Google AI: Since Google launched its free AI program, developers are making the best use of free tools and resources to advance their skills and build exciting projects. Google AI features machine learning crash course with TensorFlow APIs and guides on machine learning that also detail Google’s best practices in the field. Developers can also benefit from a course in Deep Learning Nanodegree Foundation.
NVIDIA Deep Learning Institute: NVIDIA’s DLI offers hands-on training for developers, data scientists, and researchers looking to solve challenging problems with deep learning and accelerated computing. However, these mini-courses are not for free but are an excellent way to pick up the basics of applications for professional growth. In addition to DLI, NVIDIA’s Developer Program also gives access to the latest tools, software and information to develop NVIDIA applications. Vishal Dhupar, managing director, South Asia at NVIDIA, shared that the program enables the delivery of an extensive range of NVIDIA software and technologies to the developer community and two-way communication about issues, enhancements, usage and future needs.
Srikanth Varma Chekuri’s AppliedAI, a course for persons who have no background in AI or ML, is also a great resource.
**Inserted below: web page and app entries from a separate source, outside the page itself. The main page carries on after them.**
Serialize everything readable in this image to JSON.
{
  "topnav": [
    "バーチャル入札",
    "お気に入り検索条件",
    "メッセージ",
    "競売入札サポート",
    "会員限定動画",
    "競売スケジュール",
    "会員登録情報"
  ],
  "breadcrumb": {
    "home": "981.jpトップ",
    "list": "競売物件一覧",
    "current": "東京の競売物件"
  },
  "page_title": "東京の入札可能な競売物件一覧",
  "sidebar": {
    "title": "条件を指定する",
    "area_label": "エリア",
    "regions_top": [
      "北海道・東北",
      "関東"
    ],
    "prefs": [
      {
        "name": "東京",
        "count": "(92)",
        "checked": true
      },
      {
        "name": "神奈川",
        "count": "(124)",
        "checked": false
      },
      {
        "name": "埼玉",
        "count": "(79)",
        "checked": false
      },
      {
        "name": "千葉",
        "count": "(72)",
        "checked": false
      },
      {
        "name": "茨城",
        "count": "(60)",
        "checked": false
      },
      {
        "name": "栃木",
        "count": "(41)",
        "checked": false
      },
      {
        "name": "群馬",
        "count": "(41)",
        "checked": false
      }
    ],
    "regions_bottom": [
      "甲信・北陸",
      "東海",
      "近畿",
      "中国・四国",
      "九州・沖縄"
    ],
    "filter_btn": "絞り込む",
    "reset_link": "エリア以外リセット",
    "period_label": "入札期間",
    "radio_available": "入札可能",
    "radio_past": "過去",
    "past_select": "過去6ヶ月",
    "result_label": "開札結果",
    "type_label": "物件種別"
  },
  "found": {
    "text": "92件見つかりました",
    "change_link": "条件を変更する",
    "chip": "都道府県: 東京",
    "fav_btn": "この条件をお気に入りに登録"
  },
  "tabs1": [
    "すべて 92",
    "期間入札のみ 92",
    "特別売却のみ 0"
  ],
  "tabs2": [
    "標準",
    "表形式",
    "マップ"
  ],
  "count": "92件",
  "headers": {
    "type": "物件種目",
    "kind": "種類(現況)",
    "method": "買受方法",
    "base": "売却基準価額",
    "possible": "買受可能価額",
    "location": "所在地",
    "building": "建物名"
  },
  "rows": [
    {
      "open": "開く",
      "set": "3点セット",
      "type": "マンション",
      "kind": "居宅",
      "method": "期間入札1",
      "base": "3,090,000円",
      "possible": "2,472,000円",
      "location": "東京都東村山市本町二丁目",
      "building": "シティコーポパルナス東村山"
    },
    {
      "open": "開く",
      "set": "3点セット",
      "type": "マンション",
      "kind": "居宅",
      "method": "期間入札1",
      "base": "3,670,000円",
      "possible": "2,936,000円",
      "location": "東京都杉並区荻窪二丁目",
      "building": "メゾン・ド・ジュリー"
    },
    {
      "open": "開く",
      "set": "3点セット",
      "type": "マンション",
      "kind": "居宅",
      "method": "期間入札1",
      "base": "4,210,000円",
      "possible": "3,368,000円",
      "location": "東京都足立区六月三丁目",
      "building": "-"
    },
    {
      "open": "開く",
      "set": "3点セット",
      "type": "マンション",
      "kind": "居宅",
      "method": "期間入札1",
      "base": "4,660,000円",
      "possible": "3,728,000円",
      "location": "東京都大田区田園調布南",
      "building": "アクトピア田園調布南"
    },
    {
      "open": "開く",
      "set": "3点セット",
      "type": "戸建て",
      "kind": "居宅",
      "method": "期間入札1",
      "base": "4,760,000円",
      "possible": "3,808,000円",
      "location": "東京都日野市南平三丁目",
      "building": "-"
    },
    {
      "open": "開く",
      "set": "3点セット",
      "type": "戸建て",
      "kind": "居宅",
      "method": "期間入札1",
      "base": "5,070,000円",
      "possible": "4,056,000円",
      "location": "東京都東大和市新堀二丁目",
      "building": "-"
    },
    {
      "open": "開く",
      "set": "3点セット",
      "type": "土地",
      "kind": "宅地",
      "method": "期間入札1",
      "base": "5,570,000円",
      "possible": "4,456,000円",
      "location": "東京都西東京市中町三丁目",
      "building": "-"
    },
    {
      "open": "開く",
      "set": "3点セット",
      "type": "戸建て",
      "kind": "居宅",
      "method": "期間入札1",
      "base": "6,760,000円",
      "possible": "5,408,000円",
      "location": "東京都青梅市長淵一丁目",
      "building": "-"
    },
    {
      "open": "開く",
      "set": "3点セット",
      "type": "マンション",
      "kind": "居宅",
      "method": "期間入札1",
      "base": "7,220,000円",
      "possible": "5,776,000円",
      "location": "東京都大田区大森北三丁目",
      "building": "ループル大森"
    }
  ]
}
Learning Machines 101: While this free resource doesn’t give a lowdown on programming concepts or deep learning in any way, it is a good podcast on the fundamentals of AI. From technical notes to episode transcripts, the podcast covers topics such as How to design gradient descent learning machines and How to identify facial emotion expressions using stochastic neighbourhood embedding. You will also get a rundown on recent papers discussed at popular conferences.
Interestingly, Siraj Ravel’s YouTube channel has been voted as an interesting learning path, even though the online tutor has been panned for not covering the topics in-depth. As developers put it, one can always go back to the video to code over again and learn how to write AI programs effectively.
You can also check out Google Fellow Sebastian Thrun’s free MOOC on Introduction of AI here. Thrun is well-known for his work in robotics and self-driving technology and his courses draw a huge audience.